Task requirements: Quote every line below exactly and skip any picture.

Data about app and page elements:
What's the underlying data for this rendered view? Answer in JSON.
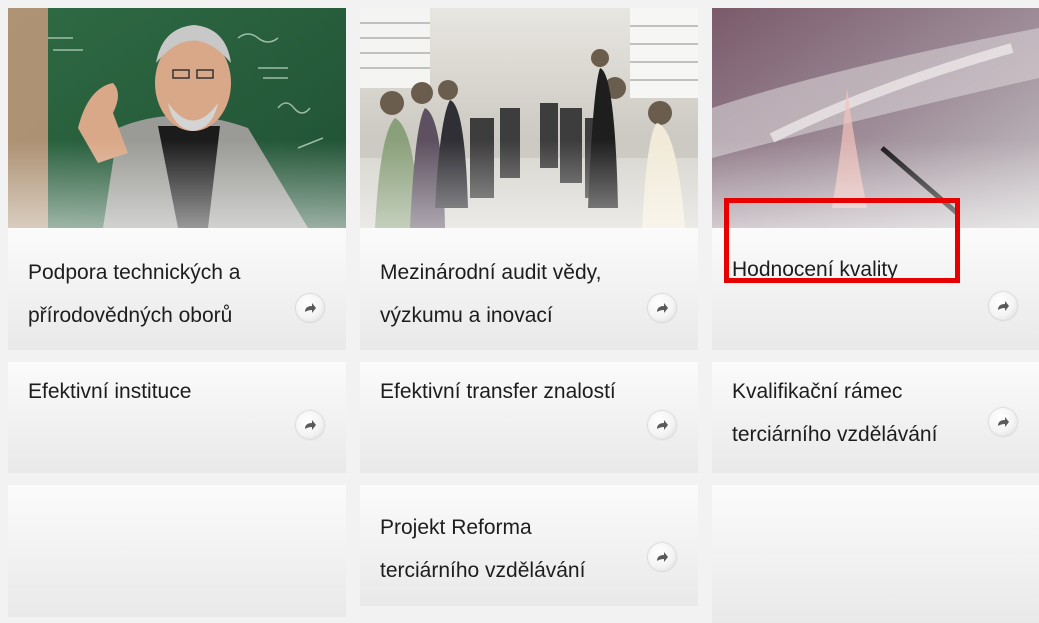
{
  "tiles": {
    "c1r1": "Podpora technických a přírodovědných oborů",
    "c2r1": "Mezinárodní audit vědy, výzkumu a inovací",
    "c3r1": "Hodnocení kvality",
    "c1r2": "Efektivní instituce",
    "c2r2": "Efektivní transfer znalostí",
    "c3r2": "Kvalifikační rámec terciárního vzdělávání",
    "c2r3": "Projekt Reforma terciárního vzdělávání"
  },
  "photos": {
    "c1": "teacher-at-chalkboard-photo",
    "c2": "computer-classroom-photo",
    "c3": "laboratory-glassware-photo"
  },
  "icons": {
    "tile_arrow": "arrow-right-icon"
  },
  "colors": {
    "highlight": "#e60000",
    "tile_bg": "#efefef",
    "text": "#1d1d1d"
  }
}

Task output:
What's the underlying data for this rendered view? Answer in JSON.
{
  "tiles": {
    "c1r1": "Podpora technických a přírodovědných oborů",
    "c2r1": "Mezinárodní audit vědy, výzkumu a inovací",
    "c3r1": "Hodnocení kvality",
    "c1r2": "Efektivní instituce",
    "c2r2": "Efektivní transfer znalostí",
    "c3r2": "Kvalifikační rámec terciárního vzdělávání",
    "c2r3": "Projekt Reforma terciárního vzdělávání"
  },
  "photos": {
    "c1": "teacher-at-chalkboard-photo",
    "c2": "computer-classroom-photo",
    "c3": "laboratory-glassware-photo"
  },
  "icons": {
    "tile_arrow": "arrow-right-icon"
  },
  "colors": {
    "highlight": "#e60000",
    "tile_bg": "#efefef",
    "text": "#1d1d1d"
  }
}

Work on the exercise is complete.